Date: 18th November
Venue: o2 Academy, Sheffield
A lot has changed in the three and a half years since Billy Corgan and co. last graced our shores – drummer and last co-founding member Jimmy Chamberlin quit/got fired (depending on whose story you read) and in the wake of the disastrous 20th anniversary tour, when they were once headlining Reading & Leeds Festival and selling out 02 arenas, tonight they are playing the slightly more modest Sheffield academy.

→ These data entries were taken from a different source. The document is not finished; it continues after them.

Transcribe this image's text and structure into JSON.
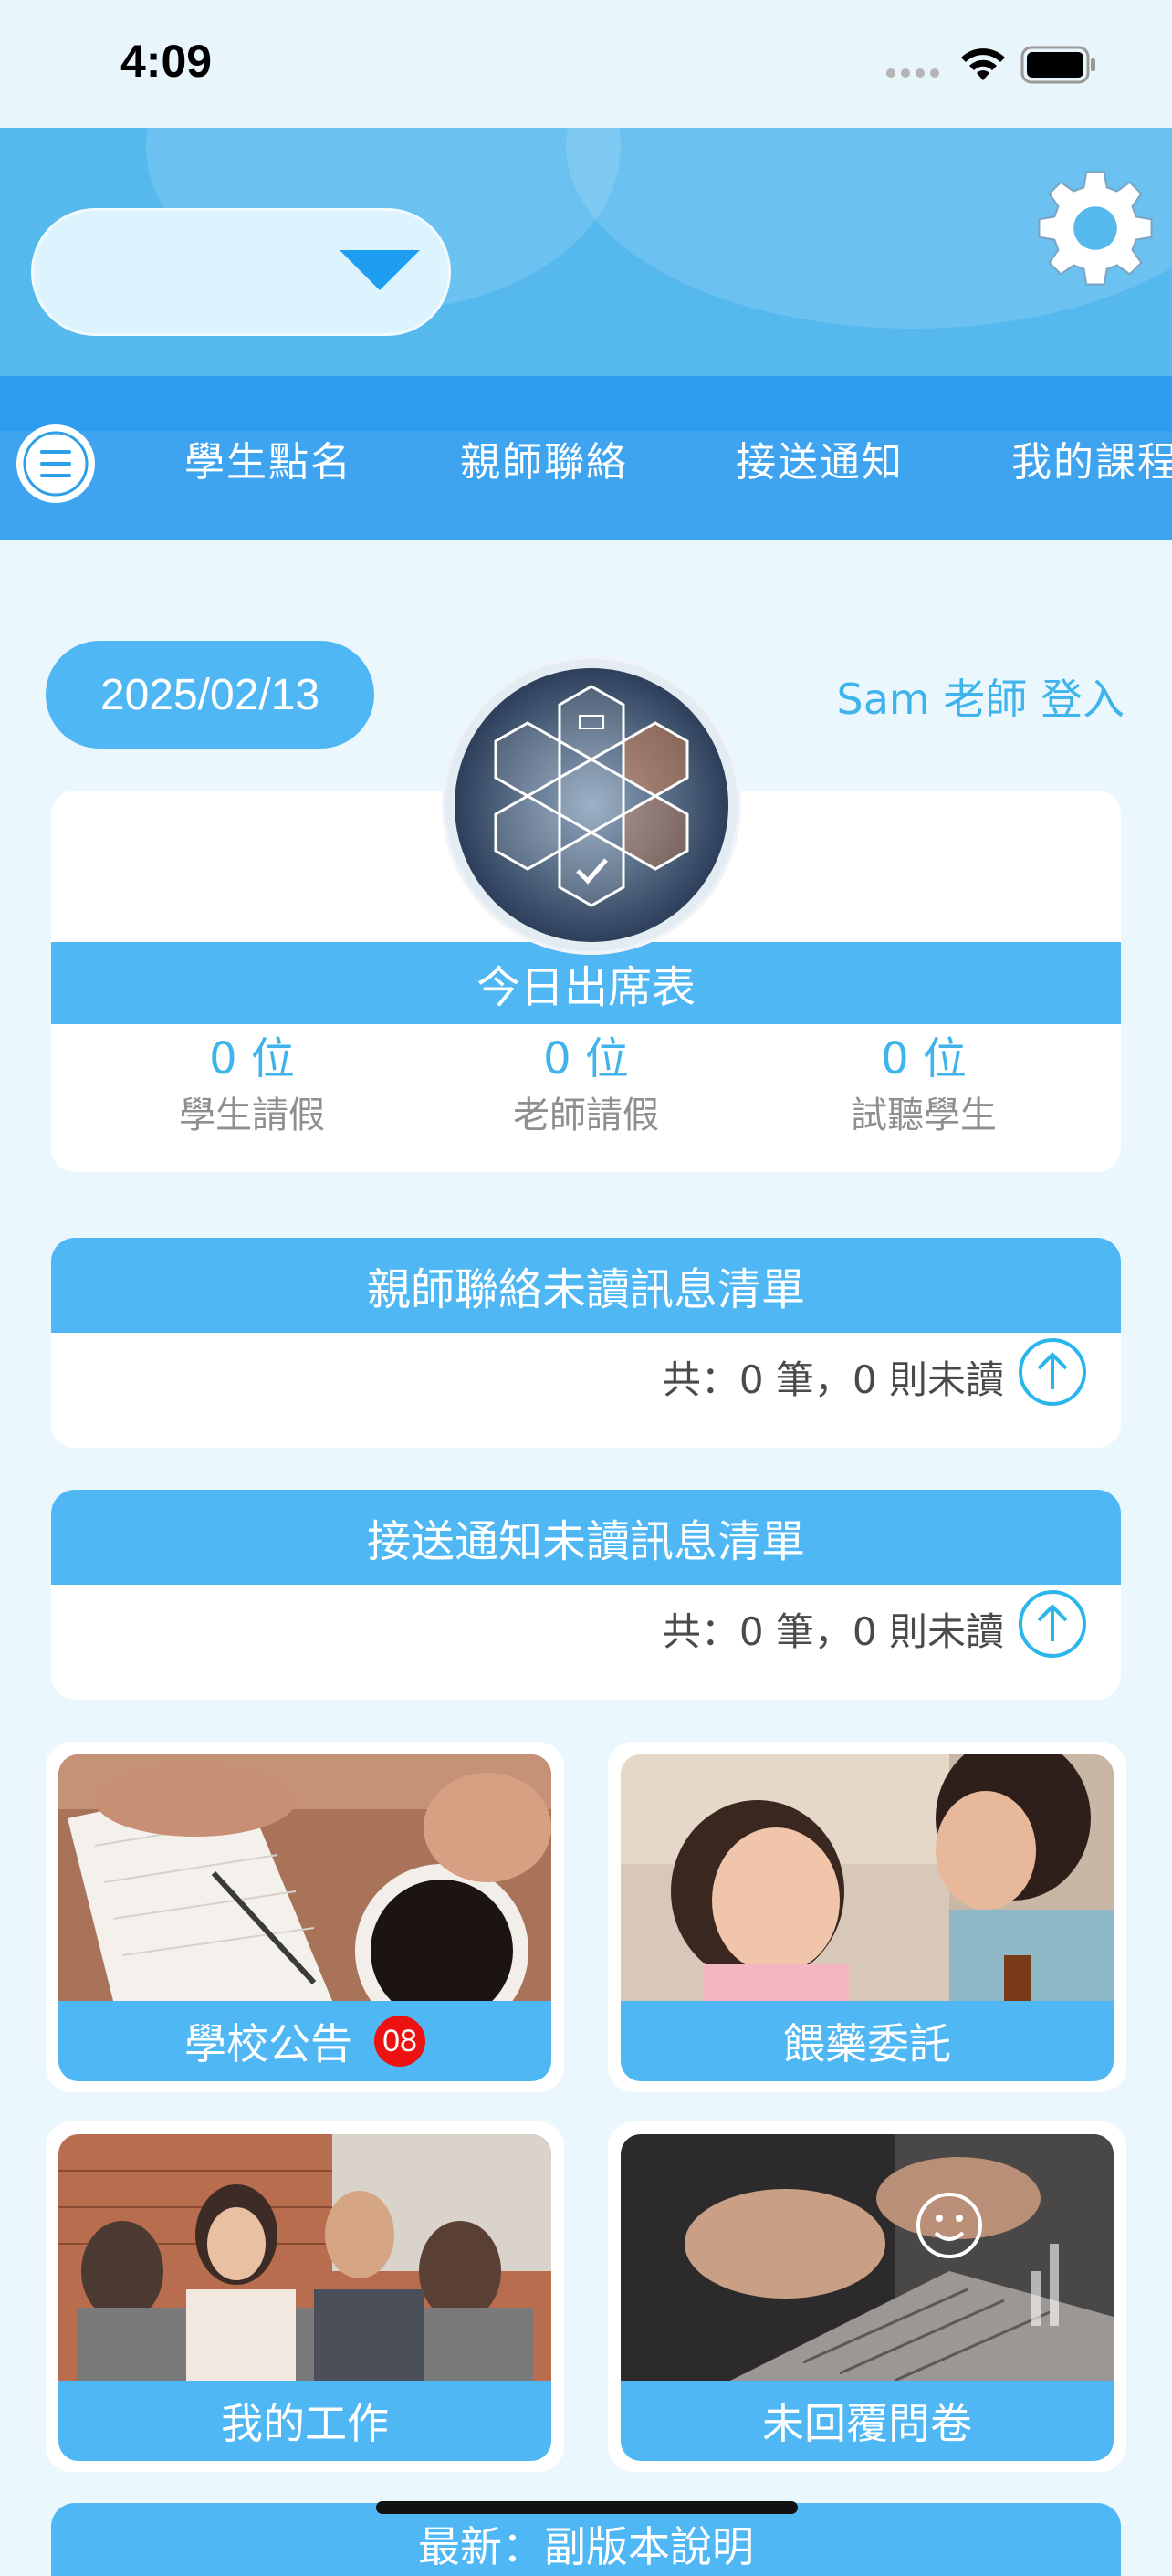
{
  "status_bar": {
    "time": "4:09"
  },
  "header": {
    "school_select_value": "",
    "tabs": [
      "學生點名",
      "親師聯絡",
      "接送通知",
      "我的課程"
    ]
  },
  "date": "2025/02/13",
  "login_text": "Sam 老師 登入",
  "attendance": {
    "title": "今日出席表",
    "stats": [
      {
        "value": "0 位",
        "label": "學生請假"
      },
      {
        "value": "0 位",
        "label": "老師請假"
      },
      {
        "value": "0 位",
        "label": "試聽學生"
      }
    ]
  },
  "messages": [
    {
      "title": "親師聯絡未讀訊息清單",
      "summary": "共：0 筆，0 則未讀"
    },
    {
      "title": "接送通知未讀訊息清單",
      "summary": "共：0 筆，0 則未讀"
    }
  ],
  "tiles": [
    {
      "label": "學校公告",
      "badge": "08"
    },
    {
      "label": "餵藥委託"
    },
    {
      "label": "我的工作"
    },
    {
      "label": "未回覆問卷"
    }
  ],
  "bottom_card_label": "最新：副版本說明",
  "colors": {
    "accent": "#4fb8f4",
    "header": "#56b9ee",
    "badge": "#ee1111"
  }
}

They open explosively with two songs from their upcoming LP Oceania, entitled ‘Quasar’ and ‘Panopticon’, both propelled by chugging riffs and new drummer Mike Byrne’s astonishing power on the sticks (making him a more than fitting replacement for Chamberlin and his jazz-rock freakouts). A clear highlight in terms of new songs though comes from ‘Pinwheels’, with dreamy lyrics of ‘floating away’ and accompanied initially by a bouncing keyboard ostinato before building slowly into a beautiful guitar symphony, the song could easily be mistaken for an outtake from either of their first two albums. It also fits in nicely with the set’s extensive mining of these records–1991’s Gish and their 1993 magnum opus Siamese Dream (both of which are due for reissue later this year)–which includes an unbelievably frenetic rendition of ‘Geek USA’ and a glorious evening-highlight in the form of ‘Cherub Rock’.
Whilst Corgan’s voice in recent years has often veered into a nasally whine that spoils some of the Pumpkins’ older songs, tonight it sounds as ethereal as it did on those early albums. The absence of crowd-pleasers ‘1979’, ‘Today’ or ‘Tonight, Tonight’ was a shame (also since the set was considerably shorter than their gig at the O2 arena a few years ago, which stretched to over two and half hours), although the fan-favourite b-side ‘Starla’ made a more than welcome appearance three songs in. Also disappointing was the total lack of Corgan’s usually hilarious stage banter, especially since the more intimate setting invited such an engagement; however, not a word was spoken to the crowd between songs. Although his moodiness is easily explained: after all, the world is a vampire, sent to drain.